CHARLOTTE, N.C., Nov. 24, 2015 /PRNewswire/ -- The lights and sights of the holiday season make everything merry and bright.
To help customers plan and manage their displays, Duke Energy offers a holiday lighting energy calculator that estimates holiday lighting costs: www.duke-energy.com/lightscalculator.
"An easy way to save money during the holidays is to estimate your energy costs before decorating to incorporate budget-friendly lighting options," said Sasha Weintraub, Duke Energy senior vice president of customer solutions. "That way you can still dazzle your friends and neighbors with your holiday decorations and save energy and money."
Users can identify the type of lights, the number of 100-bulb strands and how many hours the lights will be used per day to estimate the energy cost per day and per month. Based on their selections, customers can receive energy-efficient tips and options.
For example, six 100-bulb sets of large, incandescent bulbs (600 bulbs total) plugged in six hours every evening can add as much as $80 to a monthly power bill.

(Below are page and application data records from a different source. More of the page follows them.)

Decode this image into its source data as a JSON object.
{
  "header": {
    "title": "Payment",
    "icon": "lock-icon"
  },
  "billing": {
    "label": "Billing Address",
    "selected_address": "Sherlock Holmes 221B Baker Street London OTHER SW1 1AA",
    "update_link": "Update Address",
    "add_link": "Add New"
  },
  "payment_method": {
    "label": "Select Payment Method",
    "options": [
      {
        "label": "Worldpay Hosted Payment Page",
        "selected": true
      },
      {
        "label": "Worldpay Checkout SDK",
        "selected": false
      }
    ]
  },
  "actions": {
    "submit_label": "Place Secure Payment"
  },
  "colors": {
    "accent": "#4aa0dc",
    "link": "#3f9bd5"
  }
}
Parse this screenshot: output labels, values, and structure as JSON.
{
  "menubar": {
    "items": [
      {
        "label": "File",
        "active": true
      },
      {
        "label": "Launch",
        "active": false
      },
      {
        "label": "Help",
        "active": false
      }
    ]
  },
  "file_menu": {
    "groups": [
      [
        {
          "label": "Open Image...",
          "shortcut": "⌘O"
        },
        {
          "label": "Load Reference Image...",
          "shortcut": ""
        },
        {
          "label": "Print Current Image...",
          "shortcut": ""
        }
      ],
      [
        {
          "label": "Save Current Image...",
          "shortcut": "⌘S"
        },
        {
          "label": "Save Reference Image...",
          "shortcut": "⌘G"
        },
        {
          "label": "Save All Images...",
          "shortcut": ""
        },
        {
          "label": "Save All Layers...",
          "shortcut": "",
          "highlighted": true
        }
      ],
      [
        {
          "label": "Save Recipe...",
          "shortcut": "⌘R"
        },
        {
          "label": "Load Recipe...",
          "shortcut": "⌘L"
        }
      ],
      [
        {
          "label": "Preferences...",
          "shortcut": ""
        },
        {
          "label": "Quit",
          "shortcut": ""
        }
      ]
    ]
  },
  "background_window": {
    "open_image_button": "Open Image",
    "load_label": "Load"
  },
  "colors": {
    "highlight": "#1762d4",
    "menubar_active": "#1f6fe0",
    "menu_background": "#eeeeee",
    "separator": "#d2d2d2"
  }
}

By comparison, six 100-bulb sets of similarly styled light-emitting diode (LED) bulbs would increase a monthly power bill by only about $7. Using six 100-bulb sets of mini-LED bulbs would increase a monthly power bill by only $1.
Other cold weather money-saving tips include:
- Select the lowest comfortable setting when you're home, then lower the temperature a degree or two when you leave.
- Change air filters regularly. A dirty air filter makes a heating system work harder, which uses more energy.
- Inefficient heating can also add to monthly power bills during colder temperatures. Regular service calls from a licensed technician will help to properly maintain your heating and cooling system.
- The ceiling fan is a great way to stay cool in the summer and warm in the winter. Simply set the fans to operate in a clockwise direction, which pushes warm air back down into the room.
- On sunny days, leave your drapes or blinds open to allow the sun's rays to warm the house.
- Unplug energy vampires that use electricity even when powered off or in standby mode. Calculate usage costs for common energy vampires here: www.duke-energy.com/energyvampire.
- Wear warm clothing for additional energy savings at home. If you're planning a holiday party this season, consider an ugly sweater theme. That way, you can bump down the thermostat a degree or two while your guest stay toasty and warm.
- Before installing lights, check each set – new and old – for damaged sockets, loose connections and frayed or bare wires. Discard damaged sets or repair them before using.
- Never use more than three standard-sized sets of lights per extension cord.
- Plug exterior lights into ground-fault interruptible (GFI) outlets only. If the home lacks outside GFI outlets, call an electrician to install them.
- Before climbing a ladder, inspect it to ensure it's in good working condition and follow the weight limits specified on the ladder. Ladders that lean against a wall or other support should be angled so the horizontal distance from the top support to the foot of the ladder is about one-quarter the working length of the ladder. Never use a ladder for any purpose other than the one for which it's designed.
- Never use a ladder on or near power lines.
For more tips and information on how to save energy and money visit www.duke-energy.com.
About Duke Energy
Duke Energy is the largest electric power holding company in the United States. Its regulated utility operations serve approximately 7.3 million electric customers located in six states in the Southeast and Midwest, representing a population of approximately 23 million people. Its Commercial Portfolio and International business segments own and operate diverse power generation assets in North America and Latin America, including a growing portfolio of renewable energy assets in the United States.
Headquartered in Charlotte, N.C., Duke Energy is a Fortune 250 company traded on the New York Stock Exchange under the symbol DUK. More information about the company is available at duke-energy.com.
SOURCE Duke Energy